Monday, May 25, 2009
Calatagan Pot Inscription Finally Translated?

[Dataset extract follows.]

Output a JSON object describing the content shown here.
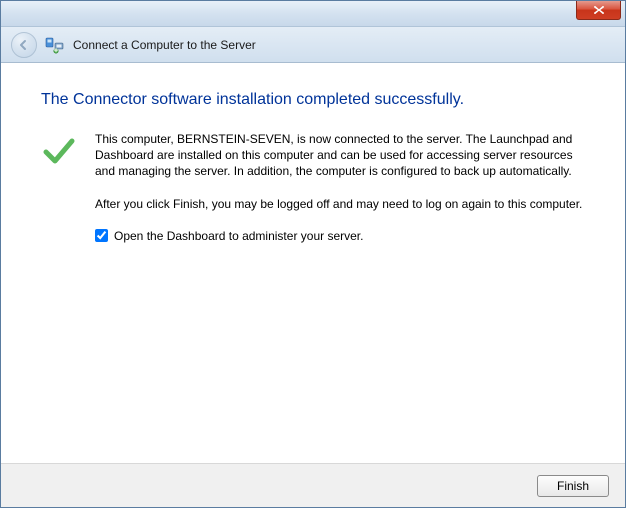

(Image: Calatagan pot) This is a fascinating story. The artifact in question is dated to between the 14th and 16th centuries (700 to 500 years ago) - not that old in terms of archaeology. But for years no one had any luck trying to render the inscription into a comprehensible message in modern language. How quickly the old languages seemingly passed into oblivion once Spanish took hold in the Philippines. Inquirer Visayas The mystery of the ancient inscription By Rolando O. Borrinaga First Posted 02:11:00 05/23/2009 Filed Under: history AFTER 50 years of enigma, the text inscribed around the shoulder of the Calatagan Pot, the country’s oldest cultural artifact with pre-Hispanic writing, may have been deciphered as written in the old Bisayan language. Diggers discovered the pot in an archeological site in Calatagan, Batangas, in 1958. They sold it for P6 to a certain Alfredo Evangelista. Later, the Anthropological Foundation of the Philippines purchased the find and donated it in 1961 to the National Museum, where it is displayed to this day. The pot, measuring 12 centimeters high and 20.2 cm at its widest and weighing 872 grams, is considered one of the Philippines’ most valuable cultural and anthropological artifacts. It has been dated back to the 14th and 16th centuries. The inscription puzzle Sometime in the early 1960s, the National Museum sought help from sculptor Guillermo Tolentino, the National Artist who produced the University of the Philippines (UP) Oblation, in deciphering the inscription on the pot. He was known for his fascination with the ancient Tagalog “baybayin” (alphabet). However, Tolentino’s output was set aside on scientific grounds. It was allegedly achieved through seance—he supposedly invoked the spirit of the ancient pot maker and asked him for the meaning of the inscription. According to Tolentino’s translation, the pot was an offering of a son or daughter to a dead mother. Through the decades, other scholars had tried to decipher the inscription. Among them were Juan Francisco, Jean-Paul Potet, Antoon Postma, Harold Conklin and Johannes de Casparis, known experts in the field of paleography. But no one was able to produce a transliteration, whether complete or partial. Only Francisco (in 1973) and Potet (in 1983) had come up with more or less complete symbol equivalence. But they failed to determine the actual language. Previous attempts at transcription faced three seemingly insurmountable problems: -- Equivalents of many symbols are unknown. --Language used is unknown, although the possibility of Tagalog or Mangyan had been proposed. --Even if the symbols are successfully identified, it is difficult to determine the start and end of words, as well as the final consonants of certain words. Recent attempts Early this year, Prof. Ramon G. Guillermo of UP Diliman published results of his attempt in a paper titled “Ina Bisa Kata: An Experimental Decipherment of the Calatagan Pot Inscription,” which has been posted in the Internet. He said he used paleography, cryptography and “brute force” to crack the code and decipher the symbols around the mouth of the pot. He approached his task by transcribing in clockwise direction starting from the character at the break of the circle of symbols, similar to what Francisco and Potet had done. In March, Guillermo released the following translation of the text: Sinikap sabihin ni ina / Para sa iyo mahal kong anak / Kumain ka sa aking dulang / Dibdib ko ’tong mabango / Doon ika’y mabasa / Tulad ng bulaklak His version carries a mother’s endearing message to her beloved child, the opposite of Tolentino’s interpretation. But although the methods that Guillermo used were deemed scientific and technical enough in academic circles, and his output was declared “most definitive” in an Internet feature story, some sectors have lingering doubts about the final revelation. These doubts prodded me to contribute my effort to resolve the issue. Rest of article.